*What is required*
The records below are to be repeated exactly, minus any pictures.

[Website and app data records]
[Start of Attachment]
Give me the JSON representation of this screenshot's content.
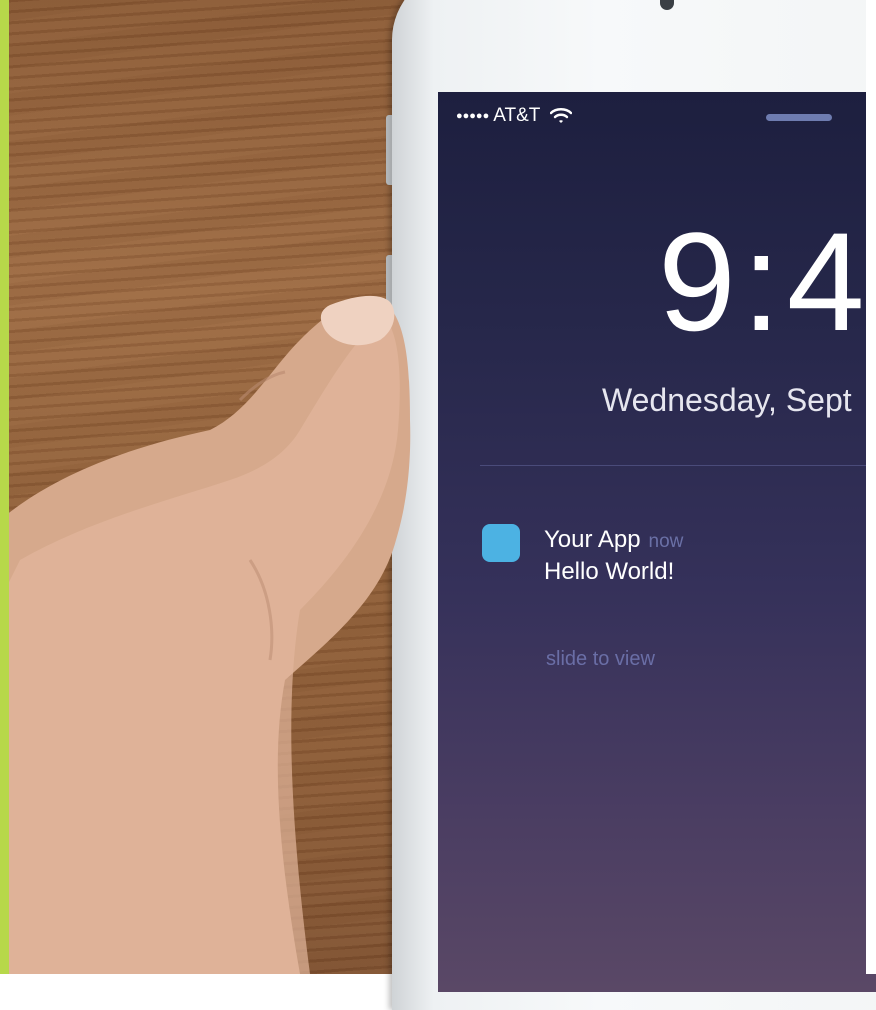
{
  "status_bar": {
    "signal": "●●●●●",
    "carrier": "AT&T"
  },
  "lock_screen": {
    "time": "9:4",
    "date": "Wednesday, Sept"
  },
  "notification": {
    "app_name": "Your App",
    "time": "now",
    "message": "Hello World!",
    "icon_color": "#4cb2e3"
  },
  "slide_hint": "slide to view",
  "colors": {
    "accent_bar": "#b7d84a",
    "screen_top": "#1d1f3f",
    "screen_bottom": "#5a4866"
  }
}
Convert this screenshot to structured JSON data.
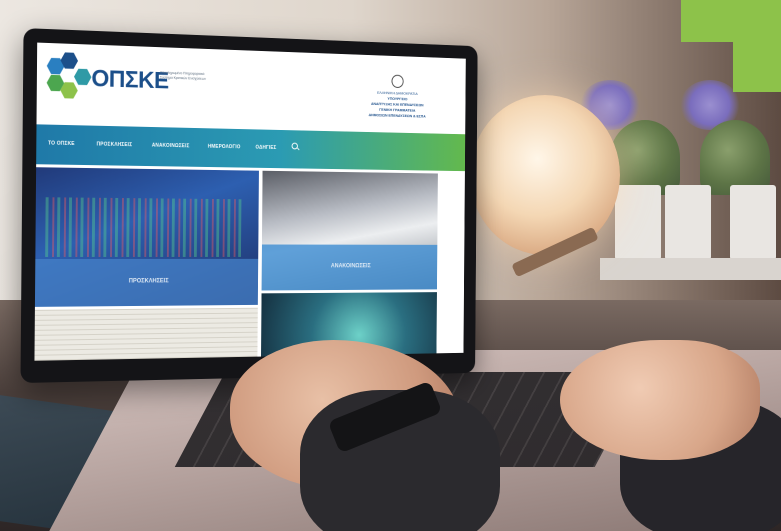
{
  "site": {
    "logo_text": "ΟΠΣΚΕ",
    "logo_subtitle": "Ολοκληρωμένο Πληροφοριακό Σύστημα Κρατικών Ενισχύσεων",
    "government_lines": [
      "ΕΛΛΗΝΙΚΗ ΔΗΜΟΚΡΑΤΙΑ",
      "ΥΠΟΥΡΓΕΙΟ",
      "ΑΝΑΠΤΥΞΗΣ ΚΑΙ ΕΠΕΝΔΥΣΕΩΝ",
      "ΓΕΝΙΚΗ ΓΡΑΜΜΑΤΕΙΑ",
      "ΔΗΜΟΣΙΩΝ ΕΠΕΝΔΥΣΕΩΝ & ΕΣΠΑ"
    ],
    "nav": [
      "ΤΟ ΟΠΣΚΕ",
      "ΠΡΟΣΚΛΗΣΕΙΣ",
      "ΑΝΑΚΟΙΝΩΣΕΙΣ",
      "ΗΜΕΡΟΛΟΓΙΟ",
      "ΟΔΗΓΙΕΣ"
    ],
    "tiles": [
      "ΠΡΟΣΚΛΗΣΕΙΣ",
      "ΑΝΑΚΟΙΝΩΣΕΙΣ"
    ]
  },
  "colors": {
    "corner_accent": "#8dc24a",
    "logo_blue": "#1c4f8a",
    "nav_start": "#1f79a8",
    "nav_end": "#63b94d"
  },
  "icons": [
    "search-icon"
  ]
}
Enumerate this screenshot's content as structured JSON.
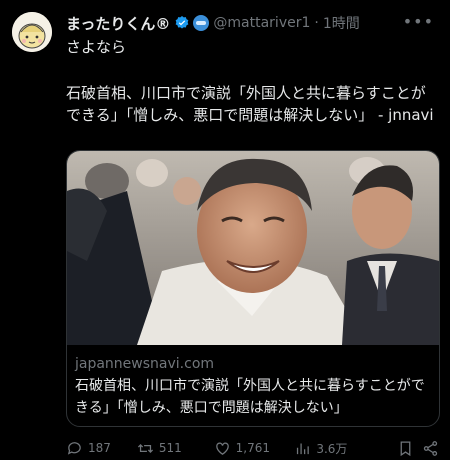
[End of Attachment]
*Task result*
Give me the JSON representation of this screenshot's content.
{
  "status_bar": {
    "signal": "●●●●●",
    "carrier": "AT&T"
  },
  "lock_screen": {
    "time": "9:4",
    "date": "Wednesday, Sept"
  },
  "notification": {
    "app_name": "Your App",
    "time": "now",
    "message": "Hello World!",
    "icon_color": "#4cb2e3"
  },
  "slide_hint": "slide to view",
  "colors": {
    "accent_bar": "#b7d84a",
    "screen_top": "#1d1f3f",
    "screen_bottom": "#5a4866"
  }
}
Convert this screenshot to structured JSON data.
{
  "site": {
    "logo_text": "ΟΠΣΚΕ",
    "logo_subtitle": "Ολοκληρωμένο Πληροφοριακό Σύστημα Κρατικών Ενισχύσεων",
    "government_lines": [
      "ΕΛΛΗΝΙΚΗ ΔΗΜΟΚΡΑΤΙΑ",
      "ΥΠΟΥΡΓΕΙΟ",
      "ΑΝΑΠΤΥΞΗΣ ΚΑΙ ΕΠΕΝΔΥΣΕΩΝ",
      "ΓΕΝΙΚΗ ΓΡΑΜΜΑΤΕΙΑ",
      "ΔΗΜΟΣΙΩΝ ΕΠΕΝΔΥΣΕΩΝ & ΕΣΠΑ"
    ],
    "nav": [
      "ΤΟ ΟΠΣΚΕ",
      "ΠΡΟΣΚΛΗΣΕΙΣ",
      "ΑΝΑΚΟΙΝΩΣΕΙΣ",
      "ΗΜΕΡΟΛΟΓΙΟ",
      "ΟΔΗΓΙΕΣ"
    ],
    "tiles": [
      "ΠΡΟΣΚΛΗΣΕΙΣ",
      "ΑΝΑΚΟΙΝΩΣΕΙΣ"
    ]
  },
  "colors": {
    "corner_accent": "#8dc24a",
    "logo_blue": "#1c4f8a",
    "nav_start": "#1f79a8",
    "nav_end": "#63b94d"
  },
  "icons": [
    "search-icon"
  ]
}
Enumerate this screenshot's content as structured JSON.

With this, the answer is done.